[Items from an interface collection]
---*---
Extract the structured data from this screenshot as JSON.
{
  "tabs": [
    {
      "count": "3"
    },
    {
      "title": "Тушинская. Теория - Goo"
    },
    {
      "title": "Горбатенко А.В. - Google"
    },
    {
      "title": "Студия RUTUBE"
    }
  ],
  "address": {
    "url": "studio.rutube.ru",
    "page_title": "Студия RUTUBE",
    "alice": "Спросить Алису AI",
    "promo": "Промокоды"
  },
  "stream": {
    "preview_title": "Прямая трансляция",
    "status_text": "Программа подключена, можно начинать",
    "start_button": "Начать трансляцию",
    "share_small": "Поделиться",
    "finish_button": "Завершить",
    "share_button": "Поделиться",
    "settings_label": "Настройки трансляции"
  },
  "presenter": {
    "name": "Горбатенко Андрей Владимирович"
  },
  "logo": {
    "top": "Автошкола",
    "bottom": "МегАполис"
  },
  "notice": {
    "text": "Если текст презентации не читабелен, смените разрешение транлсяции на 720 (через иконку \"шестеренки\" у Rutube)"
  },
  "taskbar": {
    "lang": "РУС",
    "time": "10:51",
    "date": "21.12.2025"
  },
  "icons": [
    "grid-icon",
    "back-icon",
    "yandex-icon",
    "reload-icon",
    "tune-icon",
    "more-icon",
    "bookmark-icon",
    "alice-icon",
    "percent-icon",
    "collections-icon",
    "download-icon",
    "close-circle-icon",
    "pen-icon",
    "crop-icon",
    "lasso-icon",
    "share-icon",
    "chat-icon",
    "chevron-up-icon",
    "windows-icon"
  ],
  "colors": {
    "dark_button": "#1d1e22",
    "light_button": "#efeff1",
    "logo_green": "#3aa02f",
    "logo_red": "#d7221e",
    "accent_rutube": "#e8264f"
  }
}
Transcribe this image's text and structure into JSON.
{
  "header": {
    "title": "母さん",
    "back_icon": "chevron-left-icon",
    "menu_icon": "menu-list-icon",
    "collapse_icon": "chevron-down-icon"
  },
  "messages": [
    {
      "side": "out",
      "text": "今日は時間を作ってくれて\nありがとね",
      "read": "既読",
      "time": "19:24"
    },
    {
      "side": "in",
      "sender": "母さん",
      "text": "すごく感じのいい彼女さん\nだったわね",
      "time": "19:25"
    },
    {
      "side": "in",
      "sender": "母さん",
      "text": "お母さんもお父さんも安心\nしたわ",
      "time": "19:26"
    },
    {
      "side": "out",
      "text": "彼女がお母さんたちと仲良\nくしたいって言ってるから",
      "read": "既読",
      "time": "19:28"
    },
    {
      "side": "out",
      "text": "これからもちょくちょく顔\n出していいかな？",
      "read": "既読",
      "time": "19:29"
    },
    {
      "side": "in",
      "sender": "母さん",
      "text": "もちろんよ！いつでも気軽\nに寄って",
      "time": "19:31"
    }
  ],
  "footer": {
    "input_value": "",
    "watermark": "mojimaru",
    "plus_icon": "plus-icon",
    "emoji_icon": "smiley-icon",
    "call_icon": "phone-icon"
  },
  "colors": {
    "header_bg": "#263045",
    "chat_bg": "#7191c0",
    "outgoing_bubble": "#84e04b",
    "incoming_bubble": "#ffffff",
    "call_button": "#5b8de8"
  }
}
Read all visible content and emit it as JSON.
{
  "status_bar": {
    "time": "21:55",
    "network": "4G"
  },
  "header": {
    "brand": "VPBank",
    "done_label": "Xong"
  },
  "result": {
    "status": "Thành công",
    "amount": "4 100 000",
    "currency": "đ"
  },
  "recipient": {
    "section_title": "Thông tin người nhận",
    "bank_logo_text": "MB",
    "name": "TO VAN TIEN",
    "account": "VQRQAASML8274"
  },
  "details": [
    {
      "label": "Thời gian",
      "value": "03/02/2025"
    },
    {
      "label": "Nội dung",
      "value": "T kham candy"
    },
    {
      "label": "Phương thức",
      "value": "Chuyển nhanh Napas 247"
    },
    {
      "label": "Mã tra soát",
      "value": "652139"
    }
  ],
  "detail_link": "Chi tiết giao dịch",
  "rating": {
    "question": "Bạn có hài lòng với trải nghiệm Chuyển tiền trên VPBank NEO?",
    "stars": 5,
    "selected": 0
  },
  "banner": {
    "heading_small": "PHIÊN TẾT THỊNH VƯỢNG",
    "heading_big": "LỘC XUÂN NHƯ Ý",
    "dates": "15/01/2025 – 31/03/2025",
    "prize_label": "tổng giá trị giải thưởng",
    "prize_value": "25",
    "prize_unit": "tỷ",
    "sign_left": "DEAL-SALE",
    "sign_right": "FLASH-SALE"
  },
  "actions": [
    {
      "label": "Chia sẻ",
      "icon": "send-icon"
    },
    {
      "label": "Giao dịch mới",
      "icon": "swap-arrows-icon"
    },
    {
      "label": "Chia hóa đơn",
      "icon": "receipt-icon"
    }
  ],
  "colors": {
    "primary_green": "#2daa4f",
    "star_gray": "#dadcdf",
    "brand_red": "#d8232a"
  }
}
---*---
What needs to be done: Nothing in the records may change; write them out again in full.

Task result:
Extract the structured data from this screenshot as JSON.
{
  "tabs": [
    {
      "count": "3"
    },
    {
      "title": "Тушинская. Теория - Goo"
    },
    {
      "title": "Горбатенко А.В. - Google"
    },
    {
      "title": "Студия RUTUBE"
    }
  ],
  "address": {
    "url": "studio.rutube.ru",
    "page_title": "Студия RUTUBE",
    "alice": "Спросить Алису AI",
    "promo": "Промокоды"
  },
  "stream": {
    "preview_title": "Прямая трансляция",
    "status_text": "Программа подключена, можно начинать",
    "start_button": "Начать трансляцию",
    "share_small": "Поделиться",
    "finish_button": "Завершить",
    "share_button": "Поделиться",
    "settings_label": "Настройки трансляции"
  },
  "presenter": {
    "name": "Горбатенко Андрей Владимирович"
  },
  "logo": {
    "top": "Автошкола",
    "bottom": "МегАполис"
  },
  "notice": {
    "text": "Если текст презентации не читабелен, смените разрешение транлсяции на 720 (через иконку \"шестеренки\" у Rutube)"
  },
  "taskbar": {
    "lang": "РУС",
    "time": "10:51",
    "date": "21.12.2025"
  },
  "icons": [
    "grid-icon",
    "back-icon",
    "yandex-icon",
    "reload-icon",
    "tune-icon",
    "more-icon",
    "bookmark-icon",
    "alice-icon",
    "percent-icon",
    "collections-icon",
    "download-icon",
    "close-circle-icon",
    "pen-icon",
    "crop-icon",
    "lasso-icon",
    "share-icon",
    "chat-icon",
    "chevron-up-icon",
    "windows-icon"
  ],
  "colors": {
    "dark_button": "#1d1e22",
    "light_button": "#efeff1",
    "logo_green": "#3aa02f",
    "logo_red": "#d7221e",
    "accent_rutube": "#e8264f"
  }
}
Transcribe this image's text and structure into JSON.
{
  "header": {
    "title": "母さん",
    "back_icon": "chevron-left-icon",
    "menu_icon": "menu-list-icon",
    "collapse_icon": "chevron-down-icon"
  },
  "messages": [
    {
      "side": "out",
      "text": "今日は時間を作ってくれて\nありがとね",
      "read": "既読",
      "time": "19:24"
    },
    {
      "side": "in",
      "sender": "母さん",
      "text": "すごく感じのいい彼女さん\nだったわね",
      "time": "19:25"
    },
    {
      "side": "in",
      "sender": "母さん",
      "text": "お母さんもお父さんも安心\nしたわ",
      "time": "19:26"
    },
    {
      "side": "out",
      "text": "彼女がお母さんたちと仲良\nくしたいって言ってるから",
      "read": "既読",
      "time": "19:28"
    },
    {
      "side": "out",
      "text": "これからもちょくちょく顔\n出していいかな？",
      "read": "既読",
      "time": "19:29"
    },
    {
      "side": "in",
      "sender": "母さん",
      "text": "もちろんよ！いつでも気軽\nに寄って",
      "time": "19:31"
    }
  ],
  "footer": {
    "input_value": "",
    "watermark": "mojimaru",
    "plus_icon": "plus-icon",
    "emoji_icon": "smiley-icon",
    "call_icon": "phone-icon"
  },
  "colors": {
    "header_bg": "#263045",
    "chat_bg": "#7191c0",
    "outgoing_bubble": "#84e04b",
    "incoming_bubble": "#ffffff",
    "call_button": "#5b8de8"
  }
}
Read all visible content and emit it as JSON.
{
  "status_bar": {
    "time": "21:55",
    "network": "4G"
  },
  "header": {
    "brand": "VPBank",
    "done_label": "Xong"
  },
  "result": {
    "status": "Thành công",
    "amount": "4 100 000",
    "currency": "đ"
  },
  "recipient": {
    "section_title": "Thông tin người nhận",
    "bank_logo_text": "MB",
    "name": "TO VAN TIEN",
    "account": "VQRQAASML8274"
  },
  "details": [
    {
      "label": "Thời gian",
      "value": "03/02/2025"
    },
    {
      "label": "Nội dung",
      "value": "T kham candy"
    },
    {
      "label": "Phương thức",
      "value": "Chuyển nhanh Napas 247"
    },
    {
      "label": "Mã tra soát",
      "value": "652139"
    }
  ],
  "detail_link": "Chi tiết giao dịch",
  "rating": {
    "question": "Bạn có hài lòng với trải nghiệm Chuyển tiền trên VPBank NEO?",
    "stars": 5,
    "selected": 0
  },
  "banner": {
    "heading_small": "PHIÊN TẾT THỊNH VƯỢNG",
    "heading_big": "LỘC XUÂN NHƯ Ý",
    "dates": "15/01/2025 – 31/03/2025",
    "prize_label": "tổng giá trị giải thưởng",
    "prize_value": "25",
    "prize_unit": "tỷ",
    "sign_left": "DEAL-SALE",
    "sign_right": "FLASH-SALE"
  },
  "actions": [
    {
      "label": "Chia sẻ",
      "icon": "send-icon"
    },
    {
      "label": "Giao dịch mới",
      "icon": "swap-arrows-icon"
    },
    {
      "label": "Chia hóa đơn",
      "icon": "receipt-icon"
    }
  ],
  "colors": {
    "primary_green": "#2daa4f",
    "star_gray": "#dadcdf",
    "brand_red": "#d8232a"
  }
}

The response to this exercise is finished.